Where do beads come from? Not the question I was expecting to be asked. Little did I know that such a seemingly simple question was to be the pivotal point at which biblical knowledge became spiritual freedom. Our HSI team was in north-eastern Tanzania where first-generation believers from four cultural groups were gathering for a workshop on biblical worship. Some were walking 3 hours each way, each day. Most couldn’t read, but some had taught themselves to read Swahili so they could read the bible. All were marginalised by their communities for their choice in God. All were hungry for encouragement.
For three days, we walked through scriptures about worship and music in the Bible, comparing the Israelite’s culture with their own, and digging out through prayer and discussion what was biblical and what was cultural.
The believers took their ideas and inspirations and began writing songs; specifically, songs they could sing to their friends and families to share about Christ. Towards the end of the third day after a long afternoon of critiquing the results by local standards and asking about the meanings of colours, gestures, clothing, instruments, etc., we were about ready to go home. They were supposed to practice that night and come back the next day, ready to perform their songs for the camera. But a discussion broke out. And it became louder. We waited patiently for a translation when finally someone turned and asked,
“Where do beads come from?”
“Where do beads come from… You mean, how are they made?”
[Thinking to myself, “I’ve never actually seen the machine. How do I explain that?”]
“Yes. We are having an argument about it. Some are saying they are made by man. You are a travelled person. You have seen many things in many places. Can you please tell us what you know about beads?”
[Thinking: Wait…what? You don’t know if they’re man-made? Uh oh. This just got deep.]

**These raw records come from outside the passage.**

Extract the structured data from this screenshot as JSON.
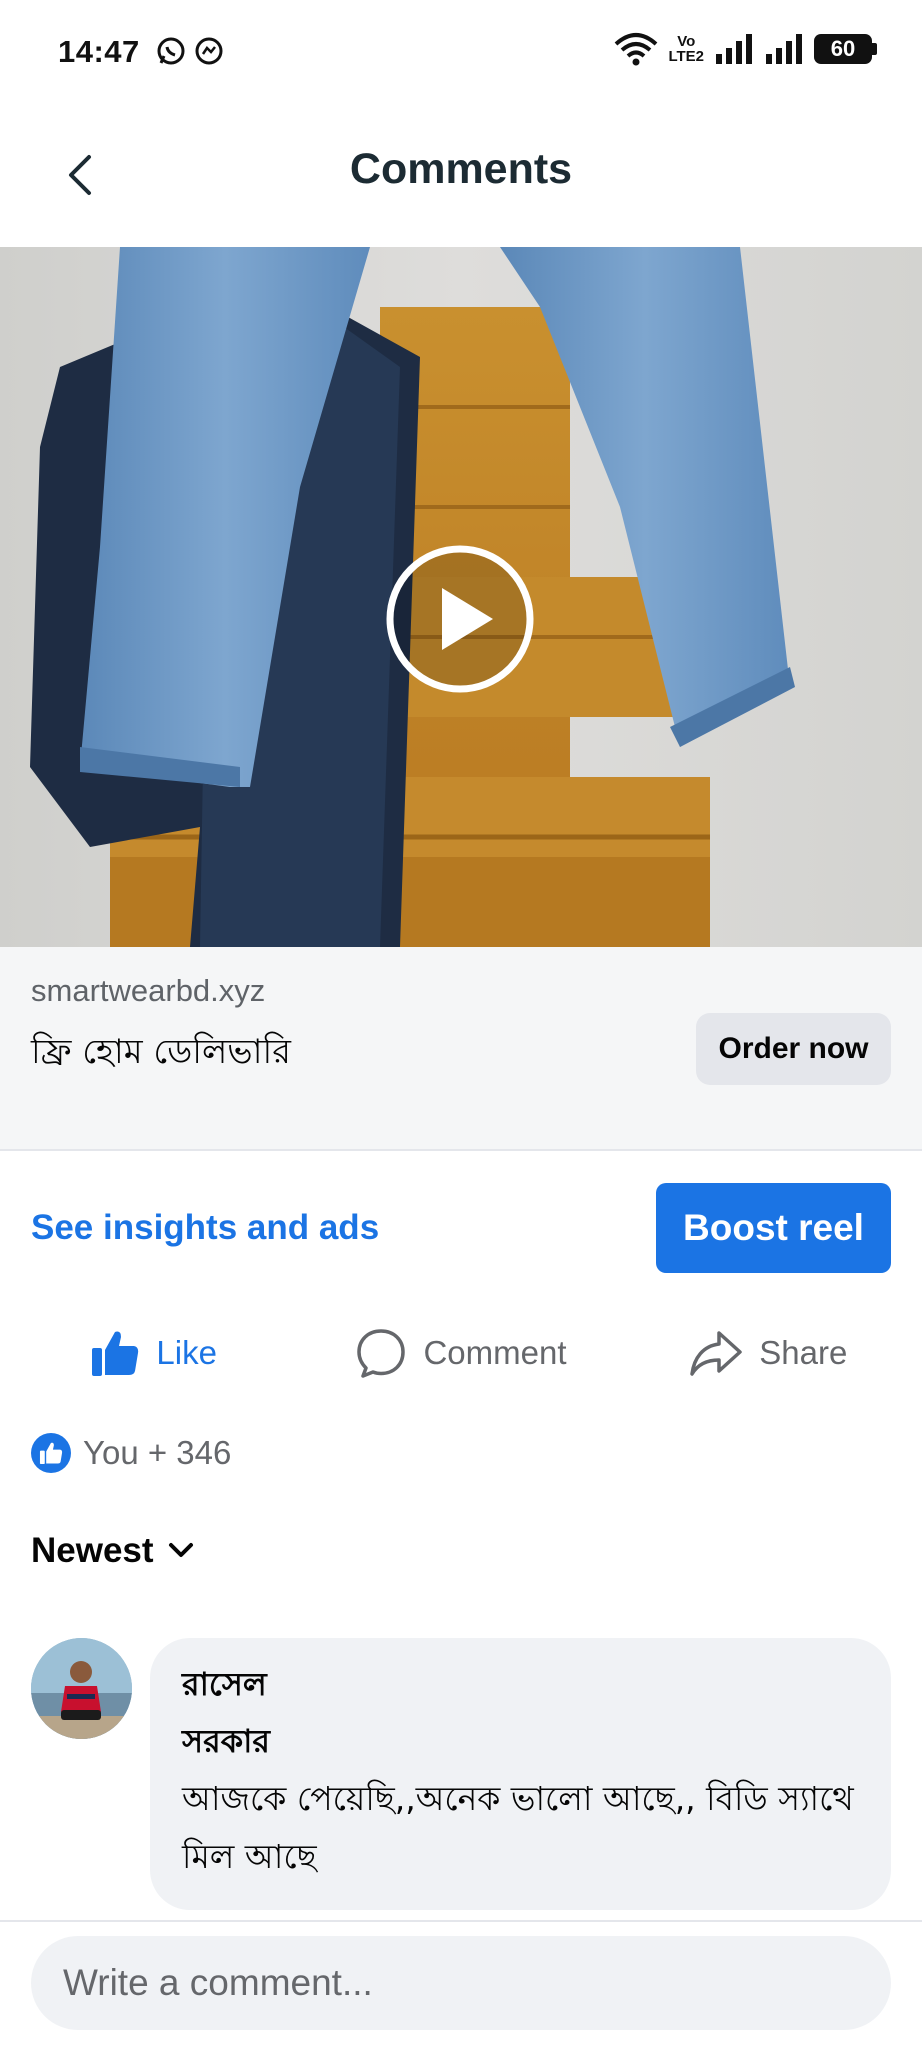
{
  "status_bar": {
    "time": "14:47",
    "volte_top": "Vo",
    "volte_bottom": "LTE2",
    "battery": "60"
  },
  "header": {
    "title": "Comments"
  },
  "ad": {
    "domain": "smartwearbd.xyz",
    "headline": "ফ্রি হোম ডেলিভারি",
    "cta": "Order now"
  },
  "insights": {
    "link": "See insights and ads",
    "boost": "Boost reel"
  },
  "actions": {
    "like": "Like",
    "comment": "Comment",
    "share": "Share"
  },
  "reactions": {
    "summary": "You + 346"
  },
  "sort": {
    "label": "Newest"
  },
  "comments": [
    {
      "author": "রাসেল সরকার",
      "text": "আজকে পেয়েছি,,অনেক ভালো আছে,, বিডি স্যাথে মিল আছে"
    }
  ],
  "composer": {
    "placeholder": "Write a comment..."
  },
  "colors": {
    "accent": "#1b74e4",
    "secondary_text": "#65676b",
    "bubble": "#f0f2f5"
  }
}
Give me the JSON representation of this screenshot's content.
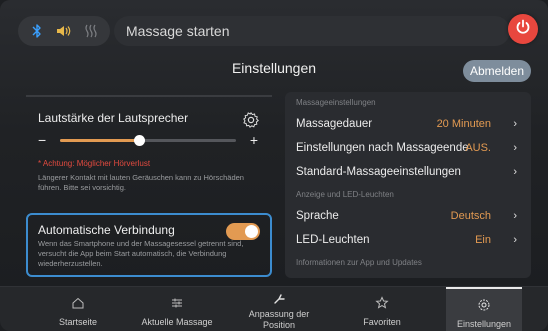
{
  "topbar": {
    "icons": [
      "bluetooth-icon",
      "speaker-icon",
      "heat-icon"
    ],
    "massage_label": "Massage starten",
    "power_icon": "power-icon"
  },
  "header": {
    "title": "Einstellungen",
    "logout_label": "Abmelden"
  },
  "speaker": {
    "title": "Lautstärke der Lautsprecher",
    "minus": "−",
    "plus": "+",
    "volume_fraction": 0.45,
    "warning_title": "* Achtung: Möglicher Hörverlust",
    "warning_text": "Längerer Kontakt mit lauten Geräuschen kann zu Hörschäden führen. Bitte sei vorsichtig."
  },
  "auto_connect": {
    "title": "Automatische Verbindung",
    "enabled": true,
    "description": "Wenn das Smartphone und der Massagesessel getrennt sind, versucht die App beim Start automatisch, die Verbindung wiederherzustellen."
  },
  "settings": {
    "section_massage": "Massageeinstellungen",
    "massage_duration_label": "Massagedauer",
    "massage_duration_value": "20 Minuten",
    "after_massage_label": "Einstellungen nach Massageende",
    "after_massage_value": "AUS.",
    "standard_label": "Standard-Massageeinstellungen",
    "section_display": "Anzeige und LED-Leuchten",
    "language_label": "Sprache",
    "language_value": "Deutsch",
    "led_label": "LED-Leuchten",
    "led_value": "Ein",
    "section_info": "Informationen zur App und Updates"
  },
  "nav": {
    "home": "Startseite",
    "current": "Aktuelle Massage",
    "position": "Anpassung der Position",
    "favorites": "Favoriten",
    "settings": "Einstellungen",
    "active": "settings"
  },
  "colors": {
    "accent": "#e29a52",
    "power": "#e8473e",
    "focus_border": "#3c8ccf",
    "warning": "#e34a3f"
  }
}
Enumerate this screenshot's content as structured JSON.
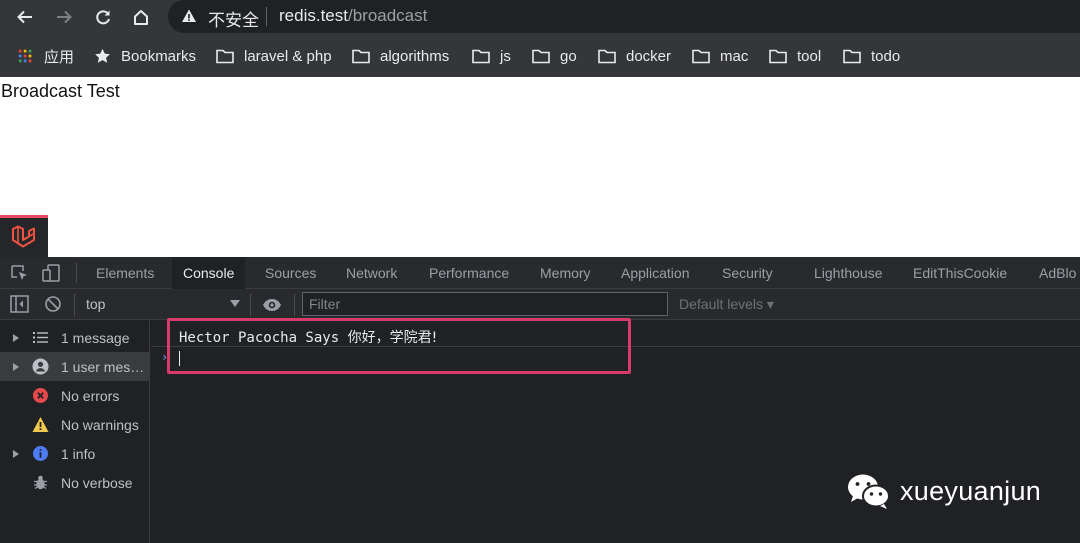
{
  "address_bar": {
    "security_label": "不安全",
    "url_host": "redis.test",
    "url_path": "/broadcast"
  },
  "bookmarks_bar": {
    "items": [
      {
        "label": "应用",
        "icon": "apps-grid-icon"
      },
      {
        "label": "Bookmarks",
        "icon": "star-icon"
      },
      {
        "label": "laravel & php",
        "icon": "folder-icon"
      },
      {
        "label": "algorithms",
        "icon": "folder-icon"
      },
      {
        "label": "js",
        "icon": "folder-icon"
      },
      {
        "label": "go",
        "icon": "folder-icon"
      },
      {
        "label": "docker",
        "icon": "folder-icon"
      },
      {
        "label": "mac",
        "icon": "folder-icon"
      },
      {
        "label": "tool",
        "icon": "folder-icon"
      },
      {
        "label": "todo",
        "icon": "folder-icon"
      }
    ]
  },
  "page": {
    "heading": "Broadcast Test"
  },
  "devtools": {
    "tabs": [
      "Elements",
      "Console",
      "Sources",
      "Network",
      "Performance",
      "Memory",
      "Application",
      "Security",
      "Lighthouse",
      "EditThisCookie",
      "AdBlo"
    ],
    "active_tab": "Console",
    "context": "top",
    "filter_placeholder": "Filter",
    "levels_label": "Default levels ▾",
    "sidebar": [
      {
        "label": "1 message",
        "icon": "list-icon"
      },
      {
        "label": "1 user mes…",
        "icon": "user-icon"
      },
      {
        "label": "No errors",
        "icon": "error-icon"
      },
      {
        "label": "No warnings",
        "icon": "warning-icon"
      },
      {
        "label": "1 info",
        "icon": "info-icon"
      },
      {
        "label": "No verbose",
        "icon": "bug-icon"
      }
    ],
    "console_output": {
      "prefix": "Hector Pacocha Says ",
      "message": "你好，学院君!"
    }
  },
  "watermark": {
    "text": "xueyuanjun"
  },
  "colors": {
    "highlight_border": "#d83a69",
    "laravel_red": "#f05340",
    "error_red": "#e5484d",
    "warning_yellow": "#f2c94c",
    "info_blue": "#4e7cf6"
  }
}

“Uh. Okay. There are some beads that are made from seashells in the sea. [Thinking: “Is that what they mean by animal?”] But most are made from plastic or glass. Like the material your water buckets are made from.“
At this point, I had little clue as to why this was important. But as I watched the conversations get heated, I knew that it was important enough to pause and pray for wisdom. If beads are not made by man, then the other option is a spiritual source, making this a very complex question, indeed. I could inadvertently tear down a fundamental value of spiritual reasoning with my own culture’s scientific method.
“So, they ARE made by industry?” [Thinking to myself, “Oh God, please don’t let me say the wrong thing!”]
“Yes.” [Waiting for the lightening to strike]
At that, the voices speaking in a language I did not understand reached a clamour, and I was shaking in my boots. Finally, I couldn’t wait any longer and asked why.
“Because we’re taught by our witch doctors that beads are vomited up by a snake in the sea. They have been lying to us. If beads are man-made, then we can wear them in worship!”
Snakes are associated with shamanism. The pastors and singers were arguing whether or not they could wear their ethnic jewellery in worship if it came from a snake. Yet, after studying the scripture, they wanted to dance and sing for tomorrow’s celebration like they would celebrate at a wedding in their villages. They wanted to be themselves before the Lord.
The next day, they showed up in their finest. The patterns of their clothing, the jewellery that clacked and clattered when they danced, the dance steps and hand movements that marked them as their specific people group. All were prepared. They were ready to present themselves as a living and holy sacrifice in worship. The Bride of Christ.
By Erica Logan for Heart Sounds International, a ministry of OM Arts